Working together, Shrem and Faiella exchanged nearly $1 million in cash for Bitcoins for the benefit of Silk Road users, so that the users could, in turn, make illegal purchases on Silk Road.
In late 2012, when the Company stopped accepting cash payments, Faiella ceased doing business with the Company and temporarily shut down his illegal Bitcoin exchange service on Silk Road. Faiella resumed operating on Silk Road in April 2013 without the Company’s assistance, and continued to exchange tens of thousands of dollars a week in Bitcoins until the Silk Road website was shut down by law enforcement in October 2013.

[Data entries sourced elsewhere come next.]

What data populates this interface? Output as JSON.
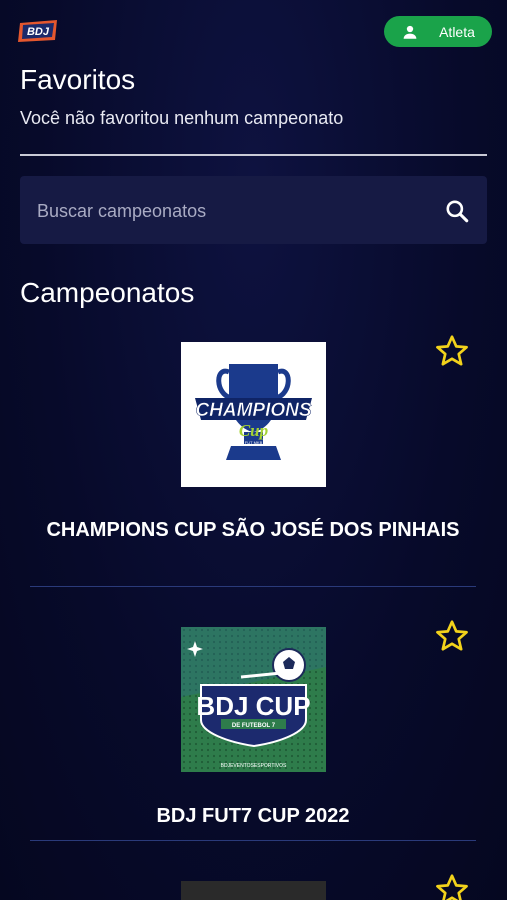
{
  "header": {
    "logo_text": "BDJ",
    "role_button_label": "Atleta"
  },
  "favorites": {
    "title": "Favoritos",
    "empty_message": "Você não favoritou nenhum campeonato"
  },
  "search": {
    "placeholder": "Buscar campeonatos",
    "value": ""
  },
  "championships": {
    "title": "Campeonatos",
    "items": [
      {
        "name": "CHAMPIONS CUP SÃO JOSÉ DOS PINHAIS",
        "logo_text": "CHAMPIONS",
        "logo_subtext": "Cup",
        "logo_tagline": "FUT MKB",
        "favorited": false
      },
      {
        "name": "BDJ FUT7 CUP 2022",
        "logo_text": "BDJ CUP",
        "logo_subtext": "DE FUTEBOL 7",
        "logo_footer": "BDJEVENTOSESPORTIVOS",
        "favorited": false
      },
      {
        "name": "",
        "favorited": false
      }
    ]
  },
  "colors": {
    "background": "#080a2c",
    "accent_green": "#1aa34a",
    "star_yellow": "#f2d21b",
    "search_bg": "#161a44"
  }
}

Faiella, 54, of Cape Coral, Florida, pleaded guilty to one count of operating an unlicensed money transmitting business through which he knowingly transmitted funds intended to be used to promote or support unlawful activity, which carries a maximum sentence of five years in prison. Shrem, 24, of New York, New York, pleaded guilty to aiding and abetting Faiella in the operation of his unlicensed money transmitting business, which also carries a maximum sentence of five years in prison. Faiella and Shrem will be sentenced by Judge Rakoff on January 20, 2015, at 4:00 p.m. and 4:30 p.m., respectively. The maximum potential sentences in this case are prescribed by Congress and are provided here for informational purposes only, as any sentencing of the defendants will be determined by the judge.
Mr. Bharara praised the outstanding investigative work of the DEA’s New York Organized Crime Drug Enforcement Strike Force, which comprises agents and officers of the U.S. Drug Enforcement Administration, the New York City Police Department, Immigration and Customs Enforcement - Homeland Security Investigations, the New York State Police, the U.S. Internal Revenue Service Criminal Investigation Division, the Federal Bureau of Investigation, the Bureau of Alcohol, Tobacco, Firearms and Explosives, U.S. Secret Service, the U.S. Marshals Service, New York National Guard, Office of Foreign Assets Control and the New York Department of Taxation and Finance. Mr. Bharara also thanked the FBI’s New York Field Office.
The prosecution of this case is being handled by the Office’s Complex Frauds and Cybercrime Unit. Assistant United States Attorney Serrin Turner is in charge of the prosecution, and Assistant United States Attorney Andrew Adams of the Money Laundering and Asset Forfeiture Unit is in charge of the forfeiture aspects of the case.